Expenditure on the importation of intermediate goods declined by 2.8% in June 2022, compared to a year ago, with a decline in import expenditure on most of the categories of industrial and agricultural inputs being offset by a substantial increase in import expenditure on fuel.
Categories of intermediate goods that recorded a large decline include, base metals (primarily, iron and steel); plastics and articles thereof (mainly, plastics in primary form); wheat grain; and chemical products (mainly, carbon and laboratory reagents).
Despite the non-importation of crude oil in the month, expenditure on fuel imports increased by 201.9% (year-on-year) recording at $ 200million, due to the increase in volumes and average import prices of refined petroleum products imported, compared to June 2021.
Further, import expenditure on diamonds and precious stones and metals (primarily, industrial diamonds) also recorded an increase during June 2022, compared to June 2021.
Import expenditure on investment goods declined by 46.3% in June 2022, compared to June 2021 resulting from a decline in all subcategories.

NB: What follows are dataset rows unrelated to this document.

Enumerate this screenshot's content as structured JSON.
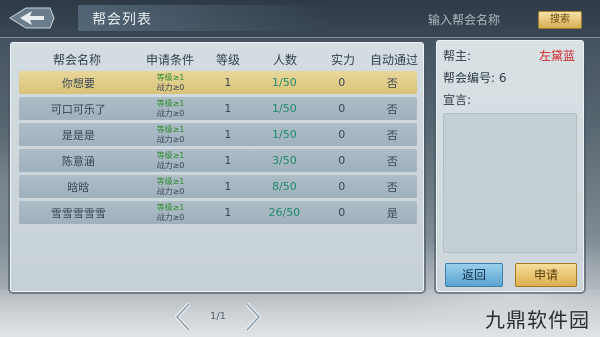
{
  "header": {
    "title": "帮会列表",
    "search_placeholder": "输入帮会名称",
    "search_button": "搜索"
  },
  "table": {
    "columns": [
      "帮会名称",
      "申请条件",
      "等级",
      "人数",
      "实力",
      "自动通过"
    ],
    "rows": [
      {
        "name": "你想要",
        "cond_level": "等级≥1",
        "cond_power": "战力≥0",
        "level": "1",
        "members": "1/50",
        "power": "0",
        "auto": "否",
        "selected": true
      },
      {
        "name": "可口可乐了",
        "cond_level": "等级≥1",
        "cond_power": "战力≥0",
        "level": "1",
        "members": "1/50",
        "power": "0",
        "auto": "否"
      },
      {
        "name": "是是是",
        "cond_level": "等级≥1",
        "cond_power": "战力≥0",
        "level": "1",
        "members": "1/50",
        "power": "0",
        "auto": "否"
      },
      {
        "name": "陈意涵",
        "cond_level": "等级≥1",
        "cond_power": "战力≥0",
        "level": "1",
        "members": "3/50",
        "power": "0",
        "auto": "否"
      },
      {
        "name": "晗晗",
        "cond_level": "等级≥1",
        "cond_power": "战力≥0",
        "level": "1",
        "members": "8/50",
        "power": "0",
        "auto": "否"
      },
      {
        "name": "雪雪雪雪雪",
        "cond_level": "等级≥1",
        "cond_power": "战力≥0",
        "level": "1",
        "members": "26/50",
        "power": "0",
        "auto": "是"
      }
    ]
  },
  "side": {
    "leader_label": "帮主:",
    "leader_value": "左黛蓝",
    "id_label": "帮会编号: 6",
    "declare_label": "宣言:",
    "return_button": "返回",
    "apply_button": "申请"
  },
  "pagination": {
    "current": "1/1"
  },
  "watermark": "九鼎软件园",
  "icons": {
    "back": "back-arrow-icon",
    "prev": "chevron-left-icon",
    "next": "chevron-right-icon"
  },
  "colors": {
    "selected_row": "#e0cd88",
    "row": "#a8b8c3",
    "member_count": "#1e8a6a",
    "condition_level": "#2c8a2c",
    "leader_name": "#d4252a"
  }
}
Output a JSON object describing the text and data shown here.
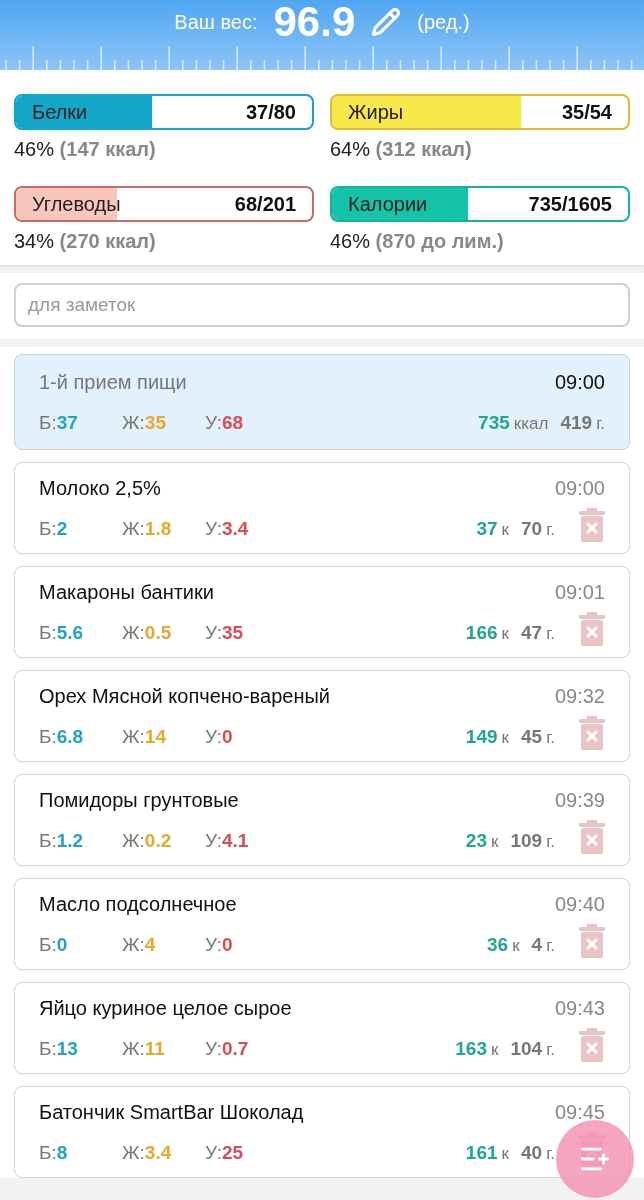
{
  "header": {
    "label": "Ваш вес:",
    "weight": "96.9",
    "edit": "(ред.)"
  },
  "macros": [
    {
      "name": "Белки",
      "value": "37/80",
      "level": 0.46,
      "color": "#13a6c9",
      "percent": "46%",
      "detail": "(147 ккал)"
    },
    {
      "name": "Жиры",
      "value": "35/54",
      "level": 0.64,
      "color": "#f8e84a",
      "percent": "64%",
      "detail": "(312 ккал)"
    },
    {
      "name": "Углеводы",
      "value": "68/201",
      "level": 0.34,
      "color": "#f9c6bc",
      "percent": "34%",
      "detail": "(270 ккал)"
    },
    {
      "name": "Калории",
      "value": "735/1605",
      "level": 0.46,
      "color": "#14c3a8",
      "percent": "46%",
      "detail": "(870 до лим.)"
    }
  ],
  "notes": {
    "placeholder": "для заметок"
  },
  "entries": [
    {
      "kind": "meal",
      "selected": true,
      "title": "1-й прием пищи",
      "time": "09:00",
      "nutrients": [
        {
          "label": "Б:",
          "value": "37"
        },
        {
          "label": "Ж:",
          "value": "35"
        },
        {
          "label": "У:",
          "value": "68"
        }
      ],
      "kcal": "735",
      "kcal_unit": "ккал",
      "grams": "419",
      "grams_unit": "г."
    },
    {
      "kind": "food",
      "selected": false,
      "title": "Молоко 2,5%",
      "time": "09:00",
      "nutrients": [
        {
          "label": "Б:",
          "value": "2"
        },
        {
          "label": "Ж:",
          "value": "1.8"
        },
        {
          "label": "У:",
          "value": "3.4"
        }
      ],
      "kcal": "37",
      "kcal_unit": "к",
      "grams": "70",
      "grams_unit": "г."
    },
    {
      "kind": "food",
      "selected": false,
      "title": "Макароны бантики",
      "time": "09:01",
      "nutrients": [
        {
          "label": "Б:",
          "value": "5.6"
        },
        {
          "label": "Ж:",
          "value": "0.5"
        },
        {
          "label": "У:",
          "value": "35"
        }
      ],
      "kcal": "166",
      "kcal_unit": "к",
      "grams": "47",
      "grams_unit": "г."
    },
    {
      "kind": "food",
      "selected": false,
      "title": "Орех Мясной копчено-вареный",
      "time": "09:32",
      "nutrients": [
        {
          "label": "Б:",
          "value": "6.8"
        },
        {
          "label": "Ж:",
          "value": "14"
        },
        {
          "label": "У:",
          "value": "0"
        }
      ],
      "kcal": "149",
      "kcal_unit": "к",
      "grams": "45",
      "grams_unit": "г."
    },
    {
      "kind": "food",
      "selected": false,
      "title": "Помидоры грунтовые",
      "time": "09:39",
      "nutrients": [
        {
          "label": "Б:",
          "value": "1.2"
        },
        {
          "label": "Ж:",
          "value": "0.2"
        },
        {
          "label": "У:",
          "value": "4.1"
        }
      ],
      "kcal": "23",
      "kcal_unit": "к",
      "grams": "109",
      "grams_unit": "г."
    },
    {
      "kind": "food",
      "selected": false,
      "title": "Масло подсолнечное",
      "time": "09:40",
      "nutrients": [
        {
          "label": "Б:",
          "value": "0"
        },
        {
          "label": "Ж:",
          "value": "4"
        },
        {
          "label": "У:",
          "value": "0"
        }
      ],
      "kcal": "36",
      "kcal_unit": "к",
      "grams": "4",
      "grams_unit": "г."
    },
    {
      "kind": "food",
      "selected": false,
      "title": "Яйцо куриное целое сырое",
      "time": "09:43",
      "nutrients": [
        {
          "label": "Б:",
          "value": "13"
        },
        {
          "label": "Ж:",
          "value": "11"
        },
        {
          "label": "У:",
          "value": "0.7"
        }
      ],
      "kcal": "163",
      "kcal_unit": "к",
      "grams": "104",
      "grams_unit": "г."
    },
    {
      "kind": "food",
      "selected": false,
      "title": "Батончик SmartBar Шоколад",
      "time": "09:45",
      "nutrients": [
        {
          "label": "Б:",
          "value": "8"
        },
        {
          "label": "Ж:",
          "value": "3.4"
        },
        {
          "label": "У:",
          "value": "25"
        }
      ],
      "kcal": "161",
      "kcal_unit": "к",
      "grams": "40",
      "grams_unit": "г."
    }
  ]
}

Almost all types of goods listed under all three main investment goods categories, namely, machinery and equipment, building material and transport equipment, recorded a decline. Some increases in import expenditure were observed in relation to parts of aircraft and electronic equipment.
The import volume index declined by 30.3% (year-on-year), while the import unit value index increased by 6.1%, in June 2022, implying that the decline in import expenditure in June 2022 was mainly driven by the volume effect.